_Exercise objective_
The required response is the number of lines in the entries that include the word "Einstellungen", with nothing added.

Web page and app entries
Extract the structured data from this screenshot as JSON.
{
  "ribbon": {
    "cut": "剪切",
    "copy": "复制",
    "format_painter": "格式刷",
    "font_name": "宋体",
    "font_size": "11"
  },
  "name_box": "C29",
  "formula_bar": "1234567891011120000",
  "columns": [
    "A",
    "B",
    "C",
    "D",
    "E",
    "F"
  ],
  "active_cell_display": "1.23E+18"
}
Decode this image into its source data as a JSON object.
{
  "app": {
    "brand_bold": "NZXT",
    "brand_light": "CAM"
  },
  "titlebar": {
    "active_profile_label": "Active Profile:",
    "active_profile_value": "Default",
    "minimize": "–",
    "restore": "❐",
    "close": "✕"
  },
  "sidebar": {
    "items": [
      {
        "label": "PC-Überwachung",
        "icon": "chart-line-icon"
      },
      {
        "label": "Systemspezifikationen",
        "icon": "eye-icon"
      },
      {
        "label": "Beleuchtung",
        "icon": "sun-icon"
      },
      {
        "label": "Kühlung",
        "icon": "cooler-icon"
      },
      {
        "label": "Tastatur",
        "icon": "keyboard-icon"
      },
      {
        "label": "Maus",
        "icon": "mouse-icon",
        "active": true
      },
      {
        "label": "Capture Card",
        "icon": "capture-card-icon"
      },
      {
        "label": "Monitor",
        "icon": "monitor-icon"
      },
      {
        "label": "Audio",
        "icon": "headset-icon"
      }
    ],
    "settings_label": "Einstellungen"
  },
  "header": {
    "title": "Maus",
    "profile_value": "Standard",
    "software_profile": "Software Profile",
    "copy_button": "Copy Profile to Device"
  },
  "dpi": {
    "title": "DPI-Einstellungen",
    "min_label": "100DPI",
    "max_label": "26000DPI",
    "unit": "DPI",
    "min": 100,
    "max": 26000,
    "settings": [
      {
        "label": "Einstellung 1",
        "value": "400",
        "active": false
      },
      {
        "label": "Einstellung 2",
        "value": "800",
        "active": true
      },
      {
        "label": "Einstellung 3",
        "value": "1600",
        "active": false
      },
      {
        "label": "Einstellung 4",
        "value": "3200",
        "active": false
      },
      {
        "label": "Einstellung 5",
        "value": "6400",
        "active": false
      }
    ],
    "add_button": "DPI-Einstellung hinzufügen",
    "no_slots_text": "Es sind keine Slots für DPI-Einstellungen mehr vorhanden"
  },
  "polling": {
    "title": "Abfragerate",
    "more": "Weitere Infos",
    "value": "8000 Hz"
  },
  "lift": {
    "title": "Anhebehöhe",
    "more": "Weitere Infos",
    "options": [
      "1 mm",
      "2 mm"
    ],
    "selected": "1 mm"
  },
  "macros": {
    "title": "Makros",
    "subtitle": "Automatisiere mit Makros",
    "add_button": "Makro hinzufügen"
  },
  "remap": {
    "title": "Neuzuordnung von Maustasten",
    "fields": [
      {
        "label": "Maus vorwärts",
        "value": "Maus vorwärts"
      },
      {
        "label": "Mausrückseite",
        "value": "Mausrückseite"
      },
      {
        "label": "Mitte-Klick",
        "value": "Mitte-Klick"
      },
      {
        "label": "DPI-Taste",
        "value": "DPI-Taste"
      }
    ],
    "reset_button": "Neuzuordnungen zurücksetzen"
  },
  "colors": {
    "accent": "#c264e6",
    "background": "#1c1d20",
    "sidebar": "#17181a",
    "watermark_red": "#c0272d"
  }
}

_Answer below_
3